[Work instruction] Every line of the records that contains "arrow" should be tallied, and only the resulting number returned.

== Exercise data ==

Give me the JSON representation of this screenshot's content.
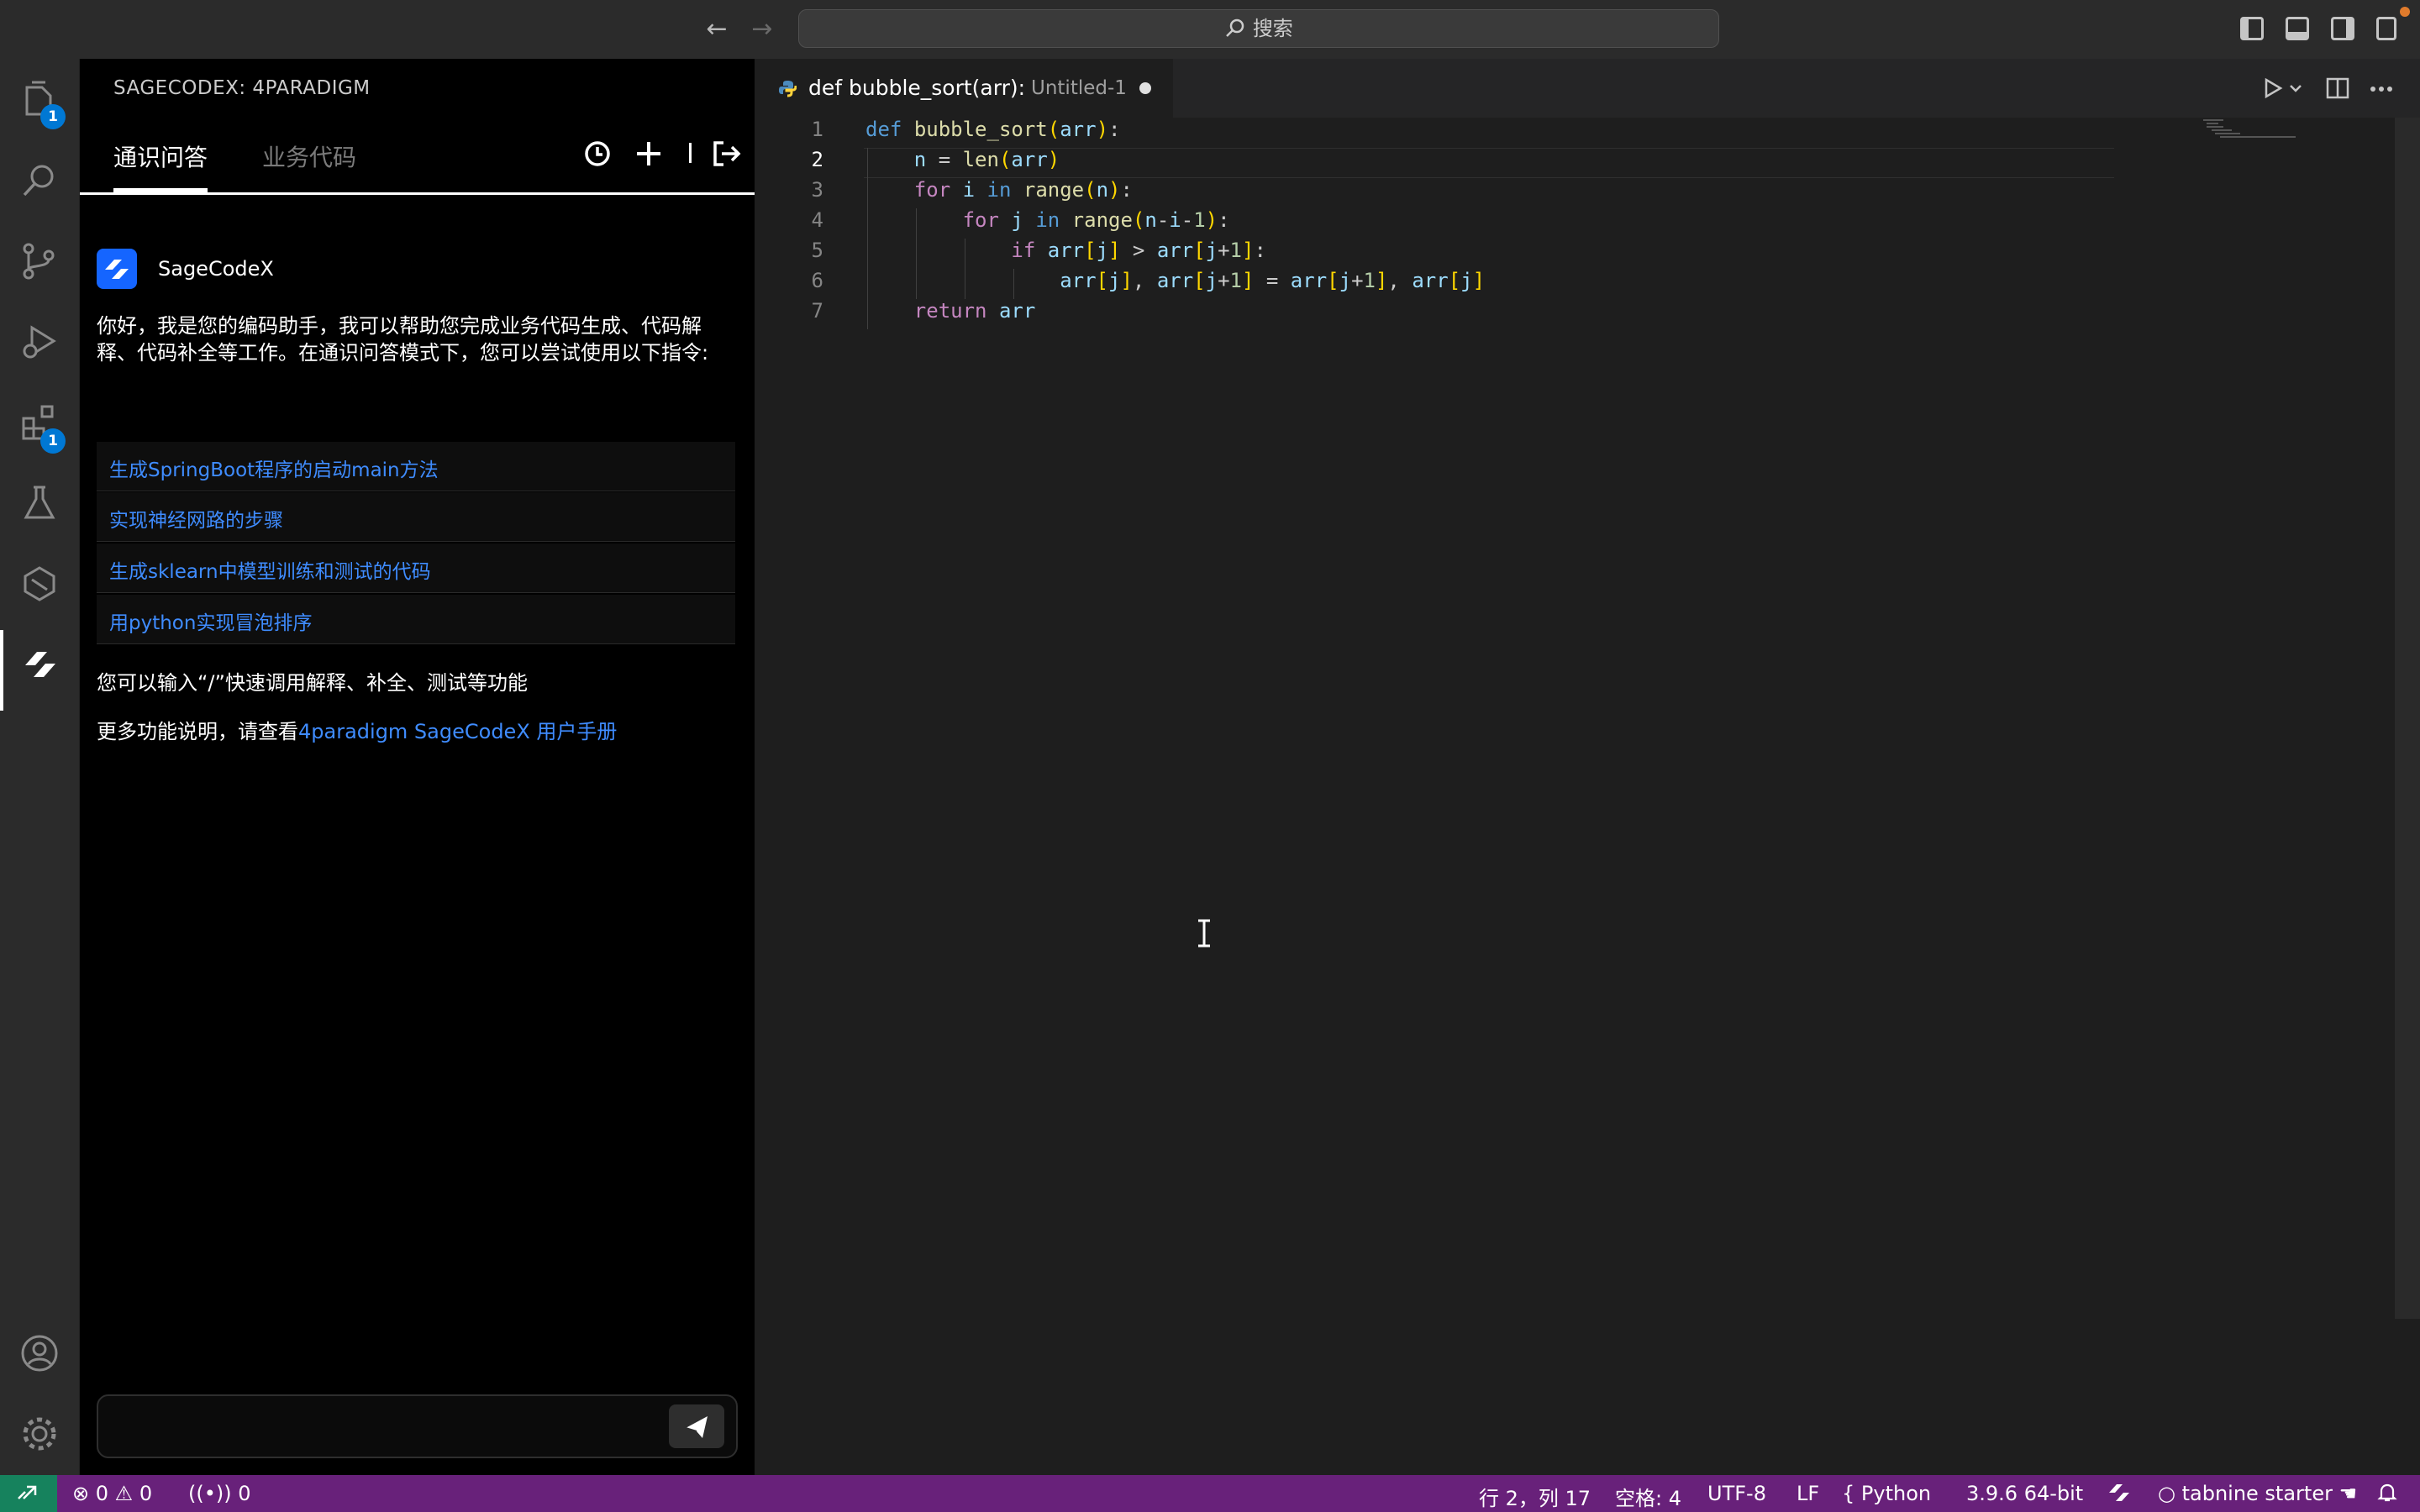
{
  "titlebar": {
    "search_label": "搜索",
    "search_icon": "search-icon",
    "back_icon": "arrow-left-icon",
    "forward_icon": "arrow-right-icon"
  },
  "activity_bar": {
    "explorer_badge": "1",
    "extensions_badge": "1"
  },
  "panel": {
    "title": "SAGECODEX: 4PARADIGM",
    "tabs": [
      {
        "label": "通识问答",
        "active": true
      },
      {
        "label": "业务代码",
        "active": false
      }
    ],
    "bot_name": "SageCodeX",
    "intro": "你好，我是您的编码助手，我可以帮助您完成业务代码生成、代码解释、代码补全等工作。在通识问答模式下，您可以尝试使用以下指令:",
    "suggestions": [
      "生成SpringBoot程序的启动main方法",
      "实现神经网路的步骤",
      "生成sklearn中模型训练和测试的代码",
      "用python实现冒泡排序"
    ],
    "hint": "您可以输入“/”快速调用解释、补全、测试等功能",
    "manual_prefix": "更多功能说明，请查看",
    "manual_link": "4paradigm SageCodeX 用户手册",
    "chat_placeholder": ""
  },
  "editor": {
    "tab_title": "def bubble_sort(arr):",
    "tab_file": "Untitled-1",
    "line_numbers": [
      "1",
      "2",
      "3",
      "4",
      "5",
      "6",
      "7"
    ]
  },
  "statusbar": {
    "errors": "0",
    "warnings": "0",
    "ports": "0",
    "position": "行 2，列 17",
    "spaces": "空格: 4",
    "encoding": "UTF-8",
    "eol": "LF",
    "language": "Python",
    "interpreter": "3.9.6 64-bit",
    "tabnine": "tabnine starter",
    "colors": {
      "statusbar": "#68217a",
      "remote": "#16825d",
      "accent": "#0078d4",
      "link": "#3f8cff"
    }
  }
}
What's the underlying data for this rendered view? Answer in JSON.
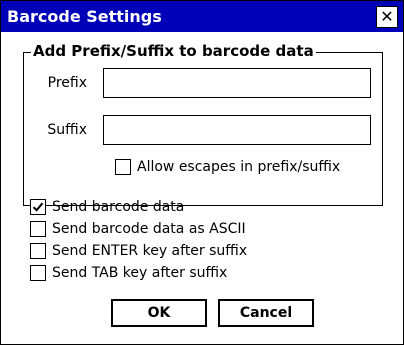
{
  "window": {
    "title": "Barcode Settings",
    "close_icon": "close-icon"
  },
  "group": {
    "title": "Add Prefix/Suffix to barcode data",
    "prefix_label": "Prefix",
    "prefix_value": "",
    "suffix_label": "Suffix",
    "suffix_value": "",
    "allow_escapes_label": "Allow escapes in prefix/suffix",
    "allow_escapes_checked": false
  },
  "options": [
    {
      "label": "Send barcode data",
      "checked": true
    },
    {
      "label": "Send barcode data as ASCII",
      "checked": false
    },
    {
      "label": "Send ENTER key after suffix",
      "checked": false
    },
    {
      "label": "Send TAB key after suffix",
      "checked": false
    }
  ],
  "buttons": {
    "ok_label": "OK",
    "cancel_label": "Cancel"
  },
  "colors": {
    "titlebar": "#0000b8"
  }
}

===

[Task solution] 2